Using the ETC Element
Information to be added later.
Using the Sound Board
While the sound boards throughout the theaters on campus differ, they all generally fall under the two categories of analog and digital sound boards. This guide will cover general concepts applicable to both types of sound boards, and will focus on how to use an analog sound board. For more assistance with digital sound boards, please contact the technician on duty when you are in the theater space.
Channel: Each channel on the sound board can take in one input, whether mic, DI, or otherwise. Adjusting the knobs on a channel will adjust the "settings" for that input.
Gain: The gain is typically a dial found at the very top of the channel. Gain can be considered as something similar to volume, but is more technically how much signal power you want the sound board to receive (in decibels).
XLR: A 3-pin cable used in connecting the many sound devices together and to the sound board.
Pre: A small button generally found next to the dials for AUX 1 and AUX 2 output on a channel. When pressed, the audio will go straight from the input (mic) to the output connected to the AUX (generally the monitors), bypassing any EQ or mixing. When unpressed, any audio going to the AUX output will go through EQ and mixing.
EQ: Also known as equalization. EQ amplifies or reduces specific frequency levels. Typically, there are four knobs on an analog sound board; one to boost/cut high frequencies, one to boost/cut low frequencies, one to boost/cut mid-range frequencies, and one to adjust the specific mid-range frequency being boosted/cut.

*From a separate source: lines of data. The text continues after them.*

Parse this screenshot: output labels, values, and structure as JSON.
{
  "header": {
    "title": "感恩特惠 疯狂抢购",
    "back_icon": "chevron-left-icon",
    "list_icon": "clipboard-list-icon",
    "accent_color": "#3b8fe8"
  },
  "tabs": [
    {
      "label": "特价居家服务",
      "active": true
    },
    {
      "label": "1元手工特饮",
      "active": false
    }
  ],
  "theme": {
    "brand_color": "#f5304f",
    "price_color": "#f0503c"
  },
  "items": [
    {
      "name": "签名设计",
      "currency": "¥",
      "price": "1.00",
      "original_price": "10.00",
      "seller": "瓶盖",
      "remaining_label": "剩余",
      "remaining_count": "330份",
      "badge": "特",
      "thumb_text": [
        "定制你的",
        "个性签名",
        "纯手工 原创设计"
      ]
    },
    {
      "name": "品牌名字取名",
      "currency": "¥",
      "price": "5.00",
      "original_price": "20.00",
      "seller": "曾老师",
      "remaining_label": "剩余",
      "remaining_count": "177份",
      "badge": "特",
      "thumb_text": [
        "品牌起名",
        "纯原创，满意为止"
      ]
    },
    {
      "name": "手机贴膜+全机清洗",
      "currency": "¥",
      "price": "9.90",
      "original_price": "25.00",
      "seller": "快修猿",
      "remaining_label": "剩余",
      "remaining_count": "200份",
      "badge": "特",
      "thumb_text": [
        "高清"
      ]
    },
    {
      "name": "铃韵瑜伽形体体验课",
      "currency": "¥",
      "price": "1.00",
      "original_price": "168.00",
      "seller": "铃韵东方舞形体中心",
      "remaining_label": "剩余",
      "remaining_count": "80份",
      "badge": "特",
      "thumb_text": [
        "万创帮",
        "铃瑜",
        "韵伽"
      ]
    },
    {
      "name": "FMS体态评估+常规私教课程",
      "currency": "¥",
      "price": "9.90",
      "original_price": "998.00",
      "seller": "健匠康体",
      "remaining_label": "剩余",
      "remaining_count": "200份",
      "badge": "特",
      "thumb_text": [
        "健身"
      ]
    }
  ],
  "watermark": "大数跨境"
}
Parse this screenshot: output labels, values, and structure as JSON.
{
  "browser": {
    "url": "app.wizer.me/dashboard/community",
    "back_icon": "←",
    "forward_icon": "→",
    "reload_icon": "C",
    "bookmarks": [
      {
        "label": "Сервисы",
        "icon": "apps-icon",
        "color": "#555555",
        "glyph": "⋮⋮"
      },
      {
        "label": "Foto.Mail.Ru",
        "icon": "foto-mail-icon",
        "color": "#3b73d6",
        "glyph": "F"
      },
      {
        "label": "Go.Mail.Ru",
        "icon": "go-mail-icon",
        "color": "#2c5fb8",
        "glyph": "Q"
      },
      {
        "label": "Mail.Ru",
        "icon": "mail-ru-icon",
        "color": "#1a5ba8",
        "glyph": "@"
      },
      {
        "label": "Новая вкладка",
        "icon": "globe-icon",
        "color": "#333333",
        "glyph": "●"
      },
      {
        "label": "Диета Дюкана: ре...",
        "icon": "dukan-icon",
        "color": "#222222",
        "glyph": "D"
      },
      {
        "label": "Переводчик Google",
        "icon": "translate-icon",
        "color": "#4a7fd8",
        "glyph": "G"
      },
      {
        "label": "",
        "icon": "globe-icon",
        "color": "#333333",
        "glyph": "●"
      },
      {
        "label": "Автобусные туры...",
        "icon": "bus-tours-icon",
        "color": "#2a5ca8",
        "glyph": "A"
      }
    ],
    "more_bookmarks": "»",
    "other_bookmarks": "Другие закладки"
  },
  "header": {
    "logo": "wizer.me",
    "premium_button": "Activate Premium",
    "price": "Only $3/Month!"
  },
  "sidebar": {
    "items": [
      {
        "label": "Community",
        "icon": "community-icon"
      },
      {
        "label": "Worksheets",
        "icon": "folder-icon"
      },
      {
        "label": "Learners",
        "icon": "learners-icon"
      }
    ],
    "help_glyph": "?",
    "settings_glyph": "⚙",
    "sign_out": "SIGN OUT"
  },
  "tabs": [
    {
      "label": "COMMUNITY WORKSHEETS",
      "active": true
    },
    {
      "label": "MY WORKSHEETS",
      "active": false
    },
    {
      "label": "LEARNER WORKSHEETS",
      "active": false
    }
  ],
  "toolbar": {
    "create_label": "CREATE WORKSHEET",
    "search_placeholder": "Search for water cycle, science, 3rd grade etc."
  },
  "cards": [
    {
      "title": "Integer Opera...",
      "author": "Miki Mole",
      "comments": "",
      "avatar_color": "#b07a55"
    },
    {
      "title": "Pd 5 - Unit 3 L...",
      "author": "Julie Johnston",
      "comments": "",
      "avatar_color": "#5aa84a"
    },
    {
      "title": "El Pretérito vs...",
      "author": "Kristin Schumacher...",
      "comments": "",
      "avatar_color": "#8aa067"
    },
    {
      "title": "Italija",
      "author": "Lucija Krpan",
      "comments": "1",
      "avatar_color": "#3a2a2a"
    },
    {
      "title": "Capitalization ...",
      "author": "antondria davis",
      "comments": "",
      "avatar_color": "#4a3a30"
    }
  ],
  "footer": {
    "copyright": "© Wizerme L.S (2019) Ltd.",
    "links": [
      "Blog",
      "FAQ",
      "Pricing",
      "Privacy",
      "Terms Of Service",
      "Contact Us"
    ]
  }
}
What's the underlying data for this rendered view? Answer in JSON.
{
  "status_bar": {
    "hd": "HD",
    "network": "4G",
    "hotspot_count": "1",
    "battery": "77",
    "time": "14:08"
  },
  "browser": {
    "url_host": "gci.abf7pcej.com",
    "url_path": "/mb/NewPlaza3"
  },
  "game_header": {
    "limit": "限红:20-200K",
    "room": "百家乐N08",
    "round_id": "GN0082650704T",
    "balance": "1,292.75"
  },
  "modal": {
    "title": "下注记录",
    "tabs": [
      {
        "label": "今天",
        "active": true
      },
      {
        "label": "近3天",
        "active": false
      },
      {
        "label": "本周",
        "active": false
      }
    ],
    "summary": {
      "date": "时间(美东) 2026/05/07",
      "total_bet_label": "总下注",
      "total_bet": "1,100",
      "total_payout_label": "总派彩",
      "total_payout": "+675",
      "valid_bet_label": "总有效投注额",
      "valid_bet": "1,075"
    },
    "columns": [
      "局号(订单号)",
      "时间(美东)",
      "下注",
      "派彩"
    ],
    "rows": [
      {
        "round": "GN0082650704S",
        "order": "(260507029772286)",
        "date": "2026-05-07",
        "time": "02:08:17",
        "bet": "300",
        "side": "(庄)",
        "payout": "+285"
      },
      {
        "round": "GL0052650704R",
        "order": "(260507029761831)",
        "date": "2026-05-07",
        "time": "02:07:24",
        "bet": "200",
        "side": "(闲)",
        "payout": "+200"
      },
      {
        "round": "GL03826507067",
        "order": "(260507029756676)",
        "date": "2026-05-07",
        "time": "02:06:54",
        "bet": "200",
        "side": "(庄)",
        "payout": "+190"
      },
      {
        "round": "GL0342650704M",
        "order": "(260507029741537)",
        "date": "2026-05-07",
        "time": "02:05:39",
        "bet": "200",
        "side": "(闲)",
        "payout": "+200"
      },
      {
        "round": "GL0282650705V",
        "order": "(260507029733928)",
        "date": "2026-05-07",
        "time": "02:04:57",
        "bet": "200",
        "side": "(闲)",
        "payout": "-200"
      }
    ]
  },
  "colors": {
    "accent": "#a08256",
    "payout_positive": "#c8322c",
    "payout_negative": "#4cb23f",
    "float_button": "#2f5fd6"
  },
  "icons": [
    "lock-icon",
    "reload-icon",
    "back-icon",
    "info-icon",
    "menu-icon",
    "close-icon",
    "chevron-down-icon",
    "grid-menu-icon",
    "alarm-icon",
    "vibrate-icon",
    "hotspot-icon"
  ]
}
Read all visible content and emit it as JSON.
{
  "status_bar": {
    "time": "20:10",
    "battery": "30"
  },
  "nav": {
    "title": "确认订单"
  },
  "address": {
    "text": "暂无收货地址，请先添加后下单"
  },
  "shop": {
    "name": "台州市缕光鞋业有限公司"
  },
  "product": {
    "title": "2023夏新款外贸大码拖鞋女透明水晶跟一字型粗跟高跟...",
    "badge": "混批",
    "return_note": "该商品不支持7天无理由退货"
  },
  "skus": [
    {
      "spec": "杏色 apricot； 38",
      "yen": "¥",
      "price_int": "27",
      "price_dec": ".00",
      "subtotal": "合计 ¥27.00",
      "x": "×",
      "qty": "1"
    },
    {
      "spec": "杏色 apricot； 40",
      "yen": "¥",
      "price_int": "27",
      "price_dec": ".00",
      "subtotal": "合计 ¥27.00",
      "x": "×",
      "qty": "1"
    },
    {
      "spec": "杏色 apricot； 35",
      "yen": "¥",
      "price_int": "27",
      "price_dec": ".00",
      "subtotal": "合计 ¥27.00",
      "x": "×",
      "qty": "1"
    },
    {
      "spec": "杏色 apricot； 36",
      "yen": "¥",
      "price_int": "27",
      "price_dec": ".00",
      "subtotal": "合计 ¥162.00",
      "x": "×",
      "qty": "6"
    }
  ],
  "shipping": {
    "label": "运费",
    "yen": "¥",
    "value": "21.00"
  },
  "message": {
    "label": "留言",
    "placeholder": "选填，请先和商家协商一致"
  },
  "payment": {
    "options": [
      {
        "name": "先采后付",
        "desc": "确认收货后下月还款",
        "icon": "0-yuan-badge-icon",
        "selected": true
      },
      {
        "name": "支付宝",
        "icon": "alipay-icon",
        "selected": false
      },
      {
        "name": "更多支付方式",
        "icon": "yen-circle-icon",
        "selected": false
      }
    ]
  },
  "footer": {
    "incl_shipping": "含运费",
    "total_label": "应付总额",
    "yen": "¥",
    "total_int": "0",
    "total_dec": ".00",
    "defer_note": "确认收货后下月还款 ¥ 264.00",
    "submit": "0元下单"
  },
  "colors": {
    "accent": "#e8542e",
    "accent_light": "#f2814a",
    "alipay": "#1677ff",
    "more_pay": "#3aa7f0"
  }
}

Low Cut: A small button generally found next to the low frequency EQ dial on a channel. When pressed, the very low frequencies are cut. When unpressed, the very low frequencies are allowed through. When playing audio from a computer/phone, you will generally want to leave this button unpressed.
Pan: A dial generally located right above the fader on a channel. When there are AUX 1 and 2 outputs connected, turning the dial counte-clockwise or clockwise will send more sound to one or the other AUX outputs. When the dial is set at the 12 o'clock position, sound will be sent equally to the two AUX outputs.
Fader: The slider at the bottom of each channel. Used to adjust the overall output volume of that channel.
Solo: When this button next to the fader is pressed, only that channel will go through the connected "Phones" output. Plug in your headphones to better determine which input is causing feedback, or to EQ a specific channel.
DI: Direct-input is generally used to play audio from the computer or a phone. Connects an eighth-inch aux cord to an XLR cable.
SM58: The standard wired handheld mic, useful in all general situations. This mic is recommended for most a cappella groups, and any groups using instruments. Made by Shure.
KSM: A wired condenser mic typically used in more high quality a cappella settings.
Wireless Handheld: A generic SM wireless handheld mic. The receiver is connected to the soundboard using XLR. Can be reserved at the PAC Shop.
LAV: A generic SM wireless body mic. The receiver is connected to the soundboard using XLR. Can be reserved at the PAC Shop.
Monitor: The monitor is the generic term for the speakers on the stage level, pointing towards the performer(s). The monitor is used to help the performers hear themselves, especially for pitch and tempo (singers) and for music (dance).
Snake: The snake is a box typically found at the stage level, into which you can plug XLR cables. Each input on the snake will correspond to an XLR cable on the squid.
Squid: When a bunch of XLR cables are tied together, the end with each individual XLR cable looks a little bit like a squid head. This is typically the other end of the snake, and found near the sound board.
Feedback: When a mic picks up a sound, the sound is then amplified and output through speakers of some kind. If the mic then picks up the output that comes out of the speakers, which the speakers then amplify, and so on and so forth, a feedback loop is created. This is typically a loud, harsh-sounding noise of a specific frequency.
If there are any vocabulary that you think should be added to or edited in this list, please contact PAC-Exec.
Using an Analog Sound Board
Information to be added later.